In the course of a further incursion into Sioux country, Wortley and his four companions had another close shave.  Some Indians discovered their whereabouts and made a determined attempt to destroy the men who were hunting their game.  One night, while the five men were encamped between a bluff and a lake, they saw a broad belt of fire steadily advancing in their direction.  The Indians had fired the prairie and were following the flames.  Luckily for Wortley and his men, their location provided some safety.  The horses were brought into the camp and prevented from neighing, and the campfires were extinguished.  The Indians’ fire passed them, and the next morning the little party set off on their way back to the Mississippi settlements.  In the course of their journey, they passed the spot where the Sioux had camped previous to their pursuit of the flames.  It was a habit with the Indians to put up a stick upon which they would chalk the number of men belonging to their party.  In this instance there were between 25 and 30 chalk marks.  It was thought that a massacre would have been inevitable, had the party’s whereabouts been discovered.  For two or three days the travellers made their way wearily across the blackened prairie, their enemy being in front, for the Indians were under the impression that the fire had driven them on, and were following the flames.  The three hired hands, being thoroughly versed in Indian methods of warfare, and were able to take precautions to lead everyone to safety.

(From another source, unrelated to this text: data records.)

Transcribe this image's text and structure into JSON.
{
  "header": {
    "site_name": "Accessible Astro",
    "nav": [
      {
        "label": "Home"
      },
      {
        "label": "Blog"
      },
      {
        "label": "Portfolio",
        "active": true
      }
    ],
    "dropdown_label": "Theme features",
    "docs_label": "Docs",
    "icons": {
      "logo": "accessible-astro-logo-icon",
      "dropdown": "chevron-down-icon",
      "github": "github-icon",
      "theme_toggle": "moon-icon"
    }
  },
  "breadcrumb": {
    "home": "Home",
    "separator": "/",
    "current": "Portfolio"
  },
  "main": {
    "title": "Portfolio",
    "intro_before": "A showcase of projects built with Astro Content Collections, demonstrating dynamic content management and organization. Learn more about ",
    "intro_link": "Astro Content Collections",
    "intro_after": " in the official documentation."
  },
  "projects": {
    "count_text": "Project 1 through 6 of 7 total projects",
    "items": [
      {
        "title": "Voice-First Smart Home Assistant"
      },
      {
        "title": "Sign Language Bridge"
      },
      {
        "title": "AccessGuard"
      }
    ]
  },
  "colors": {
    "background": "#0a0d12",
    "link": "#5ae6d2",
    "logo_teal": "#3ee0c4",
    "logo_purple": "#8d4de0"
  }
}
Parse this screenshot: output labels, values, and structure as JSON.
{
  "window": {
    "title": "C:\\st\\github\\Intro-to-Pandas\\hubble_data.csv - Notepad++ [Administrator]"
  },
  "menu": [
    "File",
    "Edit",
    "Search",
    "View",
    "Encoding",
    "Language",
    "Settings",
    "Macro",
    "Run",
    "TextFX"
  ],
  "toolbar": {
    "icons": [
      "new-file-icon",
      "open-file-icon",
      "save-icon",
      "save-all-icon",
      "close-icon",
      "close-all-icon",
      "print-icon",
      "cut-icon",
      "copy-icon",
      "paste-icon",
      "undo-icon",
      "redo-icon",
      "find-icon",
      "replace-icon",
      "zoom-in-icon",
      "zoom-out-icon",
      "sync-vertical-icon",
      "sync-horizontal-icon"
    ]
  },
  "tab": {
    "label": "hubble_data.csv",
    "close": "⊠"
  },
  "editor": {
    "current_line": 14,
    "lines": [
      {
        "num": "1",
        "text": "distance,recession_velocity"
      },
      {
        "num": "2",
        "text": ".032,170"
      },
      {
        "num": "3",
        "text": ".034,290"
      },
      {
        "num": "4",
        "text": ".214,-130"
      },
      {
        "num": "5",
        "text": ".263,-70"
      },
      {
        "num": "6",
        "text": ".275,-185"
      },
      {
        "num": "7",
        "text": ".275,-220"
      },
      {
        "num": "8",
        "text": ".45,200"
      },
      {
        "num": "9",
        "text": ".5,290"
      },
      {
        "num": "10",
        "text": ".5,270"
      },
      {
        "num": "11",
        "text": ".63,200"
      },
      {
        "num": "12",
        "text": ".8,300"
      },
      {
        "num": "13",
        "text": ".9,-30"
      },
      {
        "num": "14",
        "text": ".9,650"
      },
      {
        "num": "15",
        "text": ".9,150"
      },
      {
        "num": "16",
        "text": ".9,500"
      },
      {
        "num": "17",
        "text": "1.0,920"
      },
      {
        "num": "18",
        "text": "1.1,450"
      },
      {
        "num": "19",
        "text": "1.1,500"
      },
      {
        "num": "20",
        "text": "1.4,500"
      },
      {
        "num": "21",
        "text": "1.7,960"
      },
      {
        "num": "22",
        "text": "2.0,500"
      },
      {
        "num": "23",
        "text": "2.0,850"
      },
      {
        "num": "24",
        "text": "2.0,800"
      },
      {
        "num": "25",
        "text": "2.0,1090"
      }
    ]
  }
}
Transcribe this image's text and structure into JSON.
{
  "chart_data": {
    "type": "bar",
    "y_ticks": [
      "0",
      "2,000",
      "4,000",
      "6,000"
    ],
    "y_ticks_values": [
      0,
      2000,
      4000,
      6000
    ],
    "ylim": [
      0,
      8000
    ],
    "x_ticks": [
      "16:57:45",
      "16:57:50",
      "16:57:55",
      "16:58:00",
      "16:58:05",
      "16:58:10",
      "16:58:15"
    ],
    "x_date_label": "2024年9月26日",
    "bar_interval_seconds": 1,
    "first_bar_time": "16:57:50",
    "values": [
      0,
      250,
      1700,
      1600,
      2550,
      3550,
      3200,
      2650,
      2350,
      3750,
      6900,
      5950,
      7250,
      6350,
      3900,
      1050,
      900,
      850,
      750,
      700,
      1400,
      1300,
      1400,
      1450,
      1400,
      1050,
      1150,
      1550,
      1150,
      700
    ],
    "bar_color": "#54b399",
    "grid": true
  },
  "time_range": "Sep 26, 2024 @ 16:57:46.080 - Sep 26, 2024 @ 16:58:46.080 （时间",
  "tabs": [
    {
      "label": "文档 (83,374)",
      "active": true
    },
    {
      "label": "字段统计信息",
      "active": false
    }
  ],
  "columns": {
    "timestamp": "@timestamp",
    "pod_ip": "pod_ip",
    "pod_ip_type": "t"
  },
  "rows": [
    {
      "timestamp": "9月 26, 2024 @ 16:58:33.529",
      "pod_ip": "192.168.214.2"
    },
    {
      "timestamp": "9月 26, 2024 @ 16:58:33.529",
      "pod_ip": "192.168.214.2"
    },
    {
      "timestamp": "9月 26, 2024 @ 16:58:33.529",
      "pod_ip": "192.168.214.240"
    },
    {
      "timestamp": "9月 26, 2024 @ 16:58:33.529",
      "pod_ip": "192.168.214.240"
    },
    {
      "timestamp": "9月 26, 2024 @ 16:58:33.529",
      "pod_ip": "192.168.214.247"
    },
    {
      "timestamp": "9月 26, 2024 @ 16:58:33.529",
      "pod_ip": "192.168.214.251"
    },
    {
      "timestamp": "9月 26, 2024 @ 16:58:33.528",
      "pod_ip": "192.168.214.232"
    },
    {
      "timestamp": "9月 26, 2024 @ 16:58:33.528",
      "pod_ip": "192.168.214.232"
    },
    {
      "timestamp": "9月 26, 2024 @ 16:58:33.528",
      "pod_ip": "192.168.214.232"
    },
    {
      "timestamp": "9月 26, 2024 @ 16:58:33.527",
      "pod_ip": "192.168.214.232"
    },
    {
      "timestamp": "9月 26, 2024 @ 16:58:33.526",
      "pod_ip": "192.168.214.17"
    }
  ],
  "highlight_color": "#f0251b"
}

The rest of the journey was dogged by misfortune.  They got lost, the frost was very severe, they had scarcely anything to eat for two or three days, and all the horses except for one died of exhaustion.  All of them were very pleased to finally reach the Mississippi settlements.  Mr. Wortley subsequently visited St. Paul, St. Louis, New Orleans, Mobile, the Alabama river, Augusta, Charlestown, Wilmington, Baltimore, Philadelphia, and New York, returning home from the latter place after “a five months’ holiday crammed with adventures.”  Mr. Wortley was at this time a lieutenant in the Grenadier Guards.

bottom of page